ii

two significant relationships between communication quality, and EBP adherence. Limitations in response rates and missing data prevented the analysis of all of the hypothesized relationships.

The findings from this study provide empirical support for the role of social networks and relationships among staff in adoption of, and adherence to, EBP. Social network theory and social network analysis, especially the concept of knowledge sharing, provide ways to understand and leverage the influence of peer relationships. Future studies are needed to better understand the contribution that relationships among staff (social networks) have in the adoption of and adherence to EBP among nursing staff. Further model development and multilevel studies are

Contributors

Agent

Created

Date Created
  • 2016

154151-Thumbnail Image.png

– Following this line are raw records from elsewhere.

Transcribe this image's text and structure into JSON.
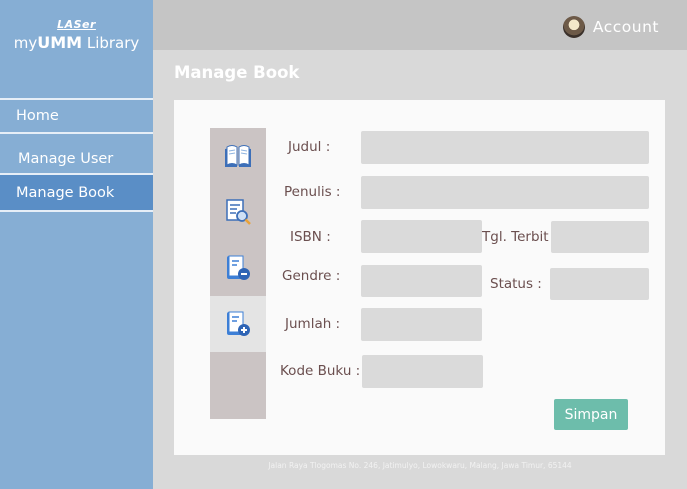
{
  "brand": {
    "top": "LASer",
    "main_prefix": "my",
    "main_bold": "UMM",
    "main_suffix": " Library"
  },
  "nav": [
    {
      "label": "Home"
    },
    {
      "label": "Manage User"
    },
    {
      "label": "Manage Book",
      "active": true
    }
  ],
  "header": {
    "account_label": "Account",
    "avatar_icon": "avatar"
  },
  "page": {
    "title": "Manage Book"
  },
  "form": {
    "judul_label": "Judul :",
    "penulis_label": "Penulis :",
    "isbn_label": "ISBN :",
    "tgl_terbit_label": "Tgl. Terbit :",
    "gendre_label": "Gendre :",
    "status_label": "Status :",
    "jumlah_label": "Jumlah :",
    "kode_buku_label": "Kode Buku :",
    "submit_label": "Simpan",
    "values": {
      "judul": "",
      "penulis": "",
      "isbn": "",
      "tgl_terbit": "",
      "gendre": "",
      "status": "",
      "jumlah": "",
      "kode_buku": ""
    }
  },
  "icons": [
    "open-book-icon",
    "search-document-icon",
    "remove-book-icon",
    "add-book-icon"
  ],
  "colors": {
    "sidebar": "#86aed4",
    "nav_active": "#5a8ec6",
    "button": "#6dbdab",
    "label": "#6b4f4f"
  },
  "footer": {
    "address": "Jalan Raya Tlogomas No. 246, Jatimulyo, Lowokwaru, Malang, Jawa Timur, 65144"
  }
}
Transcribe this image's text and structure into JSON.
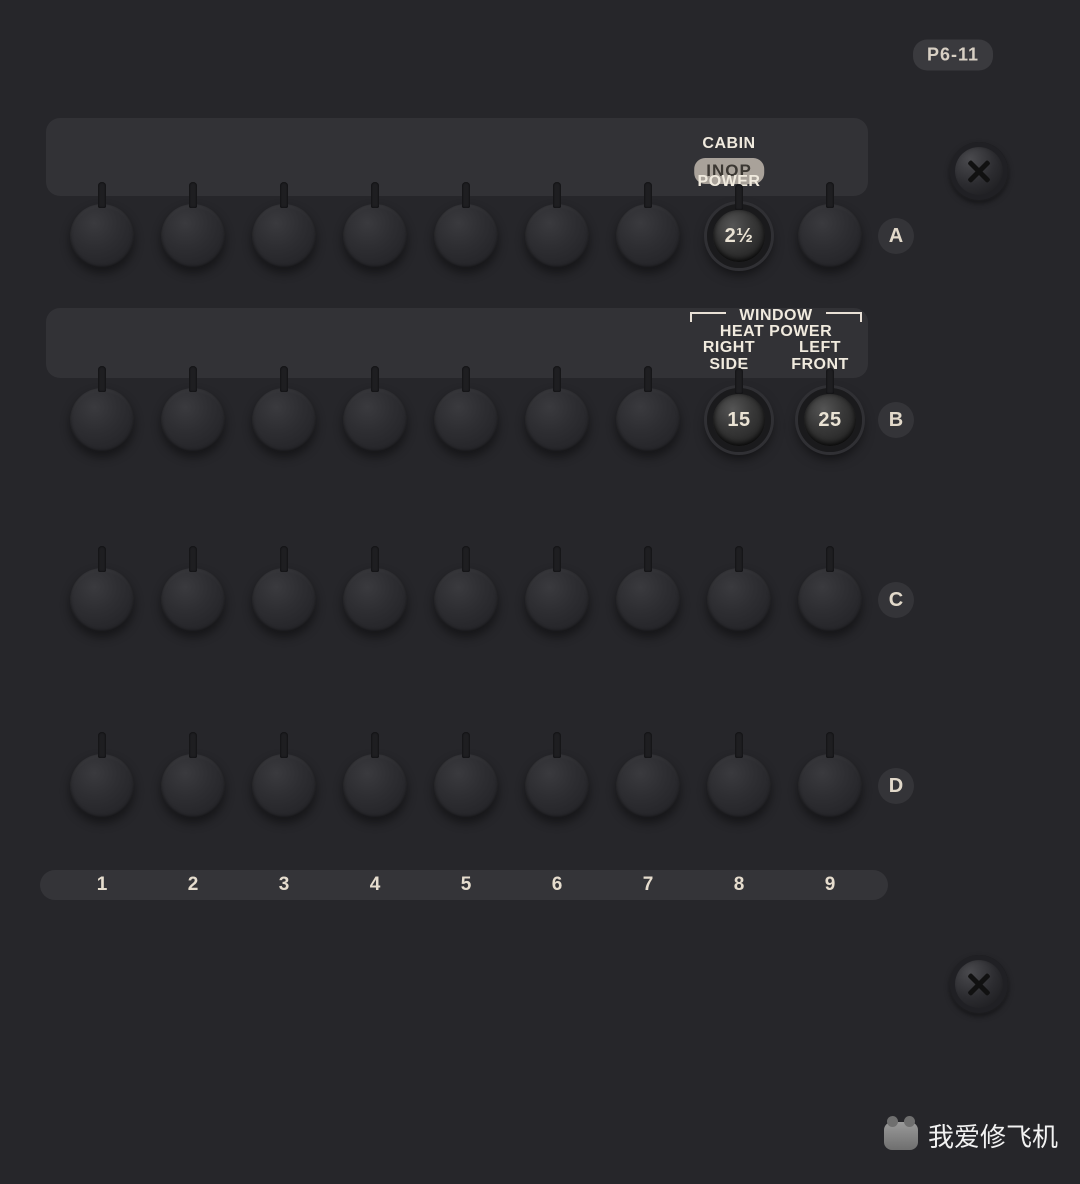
{
  "panel_id": "P6-11",
  "watermark": "我爱修飞机",
  "row_letters": [
    "A",
    "B",
    "C",
    "D"
  ],
  "col_numbers": [
    "1",
    "2",
    "3",
    "4",
    "5",
    "6",
    "7",
    "8",
    "9"
  ],
  "colX": [
    56,
    147,
    238,
    329,
    420,
    511,
    602,
    693,
    784
  ],
  "rowA": {
    "label_upper": "CABIN",
    "label_lower": "POWER",
    "inop": "INOP",
    "breaker8_value": "2½"
  },
  "rowB": {
    "group_title": "WINDOW",
    "group_sub": "HEAT POWER",
    "col8_line1": "RIGHT",
    "col8_line2": "SIDE",
    "col9_line1": "LEFT",
    "col9_line2": "FRONT",
    "breaker8_value": "15",
    "breaker9_value": "25"
  }
}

Critical care registered nurses' perceptions of nurse-to-nurse incivility and professional comportment

Description

This cross-sectional descriptive study was designed to examine critical care registered nurses’ perceptions of nurse-to-nurse incivility and professional comportment, and the extent to which education, nurses’ age, nursing degree, and

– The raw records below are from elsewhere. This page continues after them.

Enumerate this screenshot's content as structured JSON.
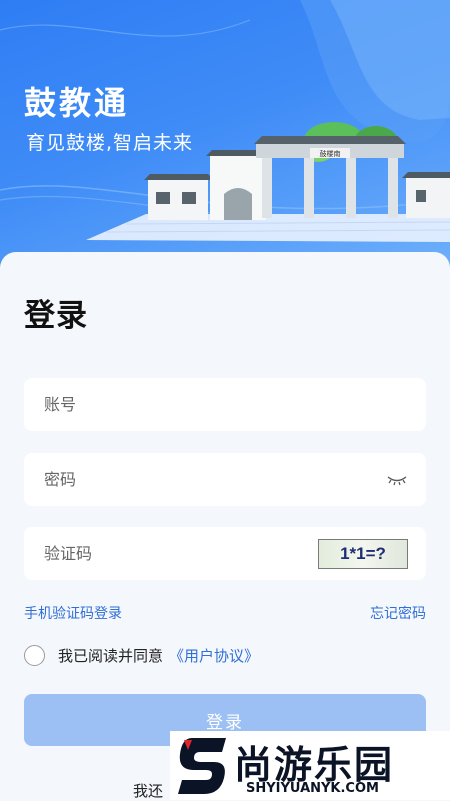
{
  "header": {
    "app_name": "鼓教通",
    "slogan": "育见鼓楼,智启未来",
    "gate_plaque": "鼓楼南"
  },
  "login": {
    "title": "登录",
    "account_placeholder": "账号",
    "password_placeholder": "密码",
    "captcha_placeholder": "验证码",
    "captcha_text": "1*1=?",
    "sms_login_link": "手机验证码登录",
    "forgot_password_link": "忘记密码",
    "agree_text": "我已阅读并同意",
    "agreement_link": "《用户协议》",
    "submit_label": "登录",
    "register_text": "我还"
  },
  "watermark": {
    "name": "尚游乐园",
    "url": "SHYIYUANYK.COM"
  },
  "colors": {
    "hero_blue": "#3f8cf7",
    "link_blue": "#2f6fd6",
    "button_disabled": "#9cc0f3",
    "background": "#f4f7fc"
  }
}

This cross-sectional descriptive study was designed to examine critical care registered nurses’ perceptions of nurse-to-nurse incivility and professional comportment, and the extent to which education, nurses’ age, nursing degree, and years of nursing experience is related to their perceptions on these topics. Professional comportment is comprised of nurses’ mutual respect, harmony in beliefs and actions, commitment, and collaboration. Yet, it was unknown whether a relationship existed between a civil or uncivil environment in the nursing profession and nurses’ professional comportment. Correlational analyses were conducted to explore the relationship between perceptions of nurse-nurse incivility and professional comportment, and the relationships between incivility and professional comportment education and perceptions of nurse-nurse incivility and professional comportment. Multiple linear regression analyses were conducted to identify predictors of perceptions of nurse-nurse incivility and professional comportment. Results indicated statistically significant relationships between perceptions of nurse-nurse incivility and professional comportment, and between professional comportment education and perceptions of professional comportment. Professional comportment education was identified as a statistically significant predictor of increased perceptions of professional comportment. Findings of the current study may assist in establishing more targeted and innovative educational interventions to prevent, or better address, nurse-nurse incivility. Future research should more clearly define professional comportment education, test educational interventions that promote professional comportment in nurses, and further validate the Nurse-Nurse Collaboration Scale as a measure of nurses' professional comportment.

Contributors

Agent

Created

Date Created
  • 2015